Yet, I continue. The words of God have been my comfort, hope, and direction. The God who called me to the ministry of writing reminds me of my calling. As the writer of 1 John says, “We proclaim to you what we have seen and heard, so that you also may have fellowship with us. And our fellowship is with the Father, and with His Son, Jesus Christ. We write this to make our joy complete” (1 John 1:3-4).

Through my writings, I want others to know more about God and His grace through Jesus Christ. I want to encourage them to keep trusting God in their daily lives. I am still in the process of becoming a writer useful to God. So I keep on learning. I scavenge for books on writing from book sales; I browse websites on writing; I network with other writers; I attend seminars and workshops on writing and publishing; and yes, I am still hoping I could attend this year’s LittWorld, a Christian publishing conference to be held in Nairobi, Kenya from November 1-6.
Writers or not, we all are called to serve God in the ministry He has entrusted to us. May we all cooperate with God’s process and become a powerful tool in the hands of a mighty God. And at the end of each day and that final day, may we all say, it’s been a pleasure serving you, Lord.

Monday, July 20, 2009

Sausages, Franks, and the Favor of God

As my husband and I descend the stairs leading to the grocery, a chest freezer welcomes us, inviting us to peek and pick its choicest array of sausages and franks. We saw a variety of European sausages, but I particularly noticed those big, bulging, orange-brown tubes labeled “Hungarian sausages”. It’s been a while since we last had those imported sausages. For a second, my husband and I paused, looked and grinned at each other, then returned our gaze on the wieners. “No, it’s too expensive,” I said. So there, none of the sausages made it to our grocery cart.

Two days later, I decided to visit an old aunt whom I haven’t seen in perhaps a year. She was out of the house when I arrived, but my cousin and his wife were around to welcome me. My cousin, whom I haven’t seen in a while, excitedly told me the good news.

“God is so good! If it were not for Him, we would not have this new business.” I listened with curiosity, because just a year ago, this same cousin was in distress due to financial problems.

“We asked God for help, and one time, when she was praying,” he said, referring to his wife, “she opened the Bible and saw a verse in Deuteronomy 30 saying something about returning to the Lord and obeying Him so we can see our fortunes restored. We believed it and then God suddenly opened the doors for us.”

From fish processing, they diversified into high-end meat products. They are new in the field, but this early, their clients already include five-star hotels and a well-known supermarket. “We just started but how come we were able to get those clients? Only God could open these doors!”

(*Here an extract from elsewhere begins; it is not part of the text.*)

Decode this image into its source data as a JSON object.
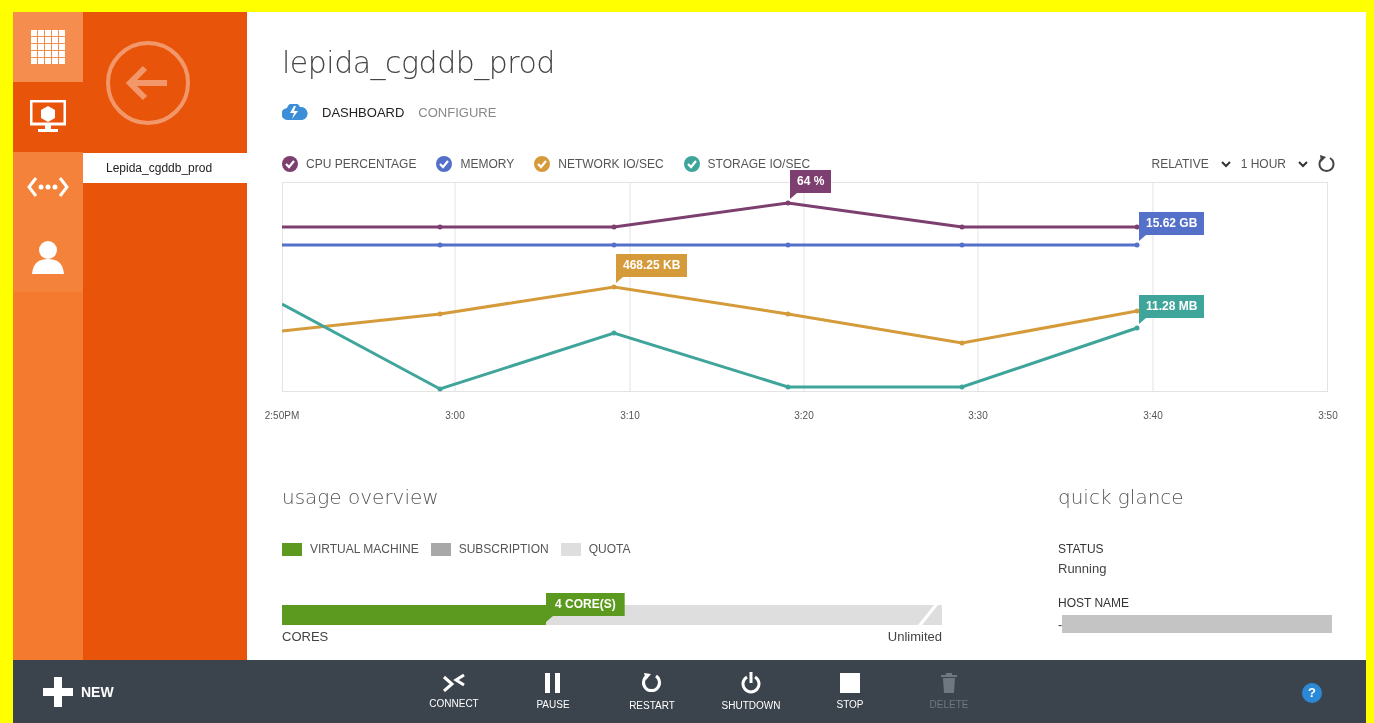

I agreed and rejoiced with them, especially when I remembered how they struggled earlier and how God has rescued them now. “That’s the favor of God!” I exclaimed. God is gracious and merciful. And God’s favor includes opening doors that man can’t open and can’t close either.

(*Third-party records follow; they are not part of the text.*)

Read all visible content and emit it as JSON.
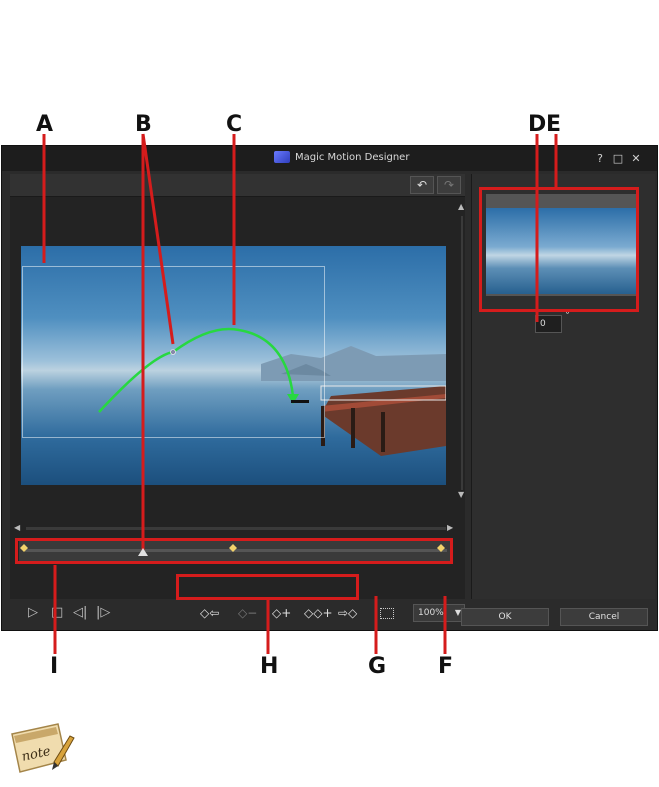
{
  "callouts": {
    "a": "A",
    "b": "B",
    "c": "C",
    "d": "D",
    "e": "E",
    "f": "F",
    "g": "G",
    "h": "H",
    "i": "I"
  },
  "window": {
    "title": "Magic Motion Designer",
    "help": "?",
    "maximize": "□",
    "close": "✕"
  },
  "toolbar": {
    "undo": "↶",
    "redo": "↷"
  },
  "keyframe_buttons": {
    "prev": "◇⇦",
    "remove": "◇−",
    "add": "◇+",
    "duplicate": "◇◇+",
    "next": "⇨◇"
  },
  "playback": {
    "play": "▷",
    "stop": "□",
    "prev_frame": "◁|",
    "next_frame": "|▷"
  },
  "zoom": {
    "value": "100%",
    "arrow": "▼"
  },
  "rotation": {
    "value": "0",
    "unit": "°"
  },
  "buttons": {
    "ok": "OK",
    "cancel": "Cancel"
  },
  "note_icon": {
    "text": "note"
  },
  "timeline": {
    "keyframe_positions": [
      0.0,
      0.48,
      1.0
    ],
    "playhead_position": 0.27
  },
  "colors": {
    "highlight": "#d51c1c",
    "motion_path": "#27d840",
    "keyframe": "#f2d26b"
  }
}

Before I went out of their door that day, I also experienced an overflow of God’s favor.

“We’ll give you some of our products,” my cousin and his wife said. Then they took out a chunk of raw pink salmon and several smoked chicken breasts. In the next breath, he brought out sausages and franks and rattled off their names which to me sound foreign, except for cocktail franks. There’s kielbasa, chipolata, and chorizo Mexicano. All mine for free. I didn’t have to buy them from the grocery. Now that’s favor from God!

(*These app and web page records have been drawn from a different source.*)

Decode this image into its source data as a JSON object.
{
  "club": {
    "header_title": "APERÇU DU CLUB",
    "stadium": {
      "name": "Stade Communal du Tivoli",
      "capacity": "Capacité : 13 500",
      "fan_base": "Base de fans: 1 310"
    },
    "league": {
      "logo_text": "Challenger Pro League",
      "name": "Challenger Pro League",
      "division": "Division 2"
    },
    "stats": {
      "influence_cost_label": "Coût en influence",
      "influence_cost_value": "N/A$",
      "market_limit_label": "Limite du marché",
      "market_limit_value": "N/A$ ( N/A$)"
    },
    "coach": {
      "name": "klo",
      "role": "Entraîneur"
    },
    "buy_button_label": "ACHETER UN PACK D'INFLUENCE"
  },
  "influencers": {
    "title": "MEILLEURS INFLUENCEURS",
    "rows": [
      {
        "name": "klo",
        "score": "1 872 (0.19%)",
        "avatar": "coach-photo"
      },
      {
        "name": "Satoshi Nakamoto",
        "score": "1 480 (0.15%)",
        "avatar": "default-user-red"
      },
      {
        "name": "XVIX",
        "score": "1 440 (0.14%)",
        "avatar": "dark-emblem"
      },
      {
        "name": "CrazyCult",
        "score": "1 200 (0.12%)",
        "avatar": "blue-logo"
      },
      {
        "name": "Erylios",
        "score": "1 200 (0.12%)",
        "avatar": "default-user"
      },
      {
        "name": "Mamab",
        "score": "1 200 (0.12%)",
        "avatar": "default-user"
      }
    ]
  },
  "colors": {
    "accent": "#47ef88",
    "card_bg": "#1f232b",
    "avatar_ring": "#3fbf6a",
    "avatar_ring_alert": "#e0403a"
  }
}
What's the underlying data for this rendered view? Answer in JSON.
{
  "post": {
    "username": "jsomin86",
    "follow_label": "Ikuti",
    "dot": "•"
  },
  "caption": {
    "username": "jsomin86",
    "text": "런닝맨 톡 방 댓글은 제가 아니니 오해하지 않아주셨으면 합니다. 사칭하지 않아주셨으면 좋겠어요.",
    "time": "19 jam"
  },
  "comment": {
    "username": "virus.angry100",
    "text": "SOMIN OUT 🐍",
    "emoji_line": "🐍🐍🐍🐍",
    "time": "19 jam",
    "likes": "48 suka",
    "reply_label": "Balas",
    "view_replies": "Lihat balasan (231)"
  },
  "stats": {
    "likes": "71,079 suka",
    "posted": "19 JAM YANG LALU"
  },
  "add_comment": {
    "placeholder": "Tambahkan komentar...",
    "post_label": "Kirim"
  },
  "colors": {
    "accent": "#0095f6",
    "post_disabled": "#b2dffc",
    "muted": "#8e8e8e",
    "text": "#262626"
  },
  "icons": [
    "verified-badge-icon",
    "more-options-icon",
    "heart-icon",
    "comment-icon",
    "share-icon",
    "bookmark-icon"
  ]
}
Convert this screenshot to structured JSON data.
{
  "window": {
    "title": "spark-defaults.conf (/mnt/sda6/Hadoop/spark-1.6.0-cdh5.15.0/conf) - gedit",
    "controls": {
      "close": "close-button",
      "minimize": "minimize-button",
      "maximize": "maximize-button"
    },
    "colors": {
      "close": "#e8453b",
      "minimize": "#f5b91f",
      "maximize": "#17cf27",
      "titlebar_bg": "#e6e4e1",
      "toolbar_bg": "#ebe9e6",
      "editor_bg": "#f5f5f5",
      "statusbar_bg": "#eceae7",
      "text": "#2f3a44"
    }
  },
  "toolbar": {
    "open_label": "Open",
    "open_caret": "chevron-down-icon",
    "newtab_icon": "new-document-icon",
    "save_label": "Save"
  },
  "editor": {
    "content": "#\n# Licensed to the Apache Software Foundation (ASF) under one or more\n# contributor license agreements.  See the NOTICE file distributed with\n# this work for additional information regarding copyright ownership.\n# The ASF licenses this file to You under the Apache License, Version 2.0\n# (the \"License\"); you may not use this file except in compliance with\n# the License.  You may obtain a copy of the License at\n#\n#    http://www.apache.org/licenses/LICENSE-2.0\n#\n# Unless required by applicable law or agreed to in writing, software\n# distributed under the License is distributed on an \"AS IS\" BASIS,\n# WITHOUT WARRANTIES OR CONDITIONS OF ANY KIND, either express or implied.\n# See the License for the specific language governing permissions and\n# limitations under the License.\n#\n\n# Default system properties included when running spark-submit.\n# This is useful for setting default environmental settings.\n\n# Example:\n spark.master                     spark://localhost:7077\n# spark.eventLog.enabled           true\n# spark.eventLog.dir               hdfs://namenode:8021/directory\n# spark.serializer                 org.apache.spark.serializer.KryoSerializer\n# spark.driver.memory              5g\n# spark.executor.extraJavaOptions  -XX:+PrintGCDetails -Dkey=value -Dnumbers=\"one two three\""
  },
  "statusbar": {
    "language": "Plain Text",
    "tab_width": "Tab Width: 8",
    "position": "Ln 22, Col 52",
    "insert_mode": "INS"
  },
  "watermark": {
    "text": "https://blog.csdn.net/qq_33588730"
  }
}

Whether you’re desperate and at the end of your rope (like my cousin was), or even when you’re not desperate (like we were) and just longing for something you haven’t tasted in a while, or wanting to attend the next LittWorld, God’s grace and favor is available through His Son Jesus Christ. God is gracious .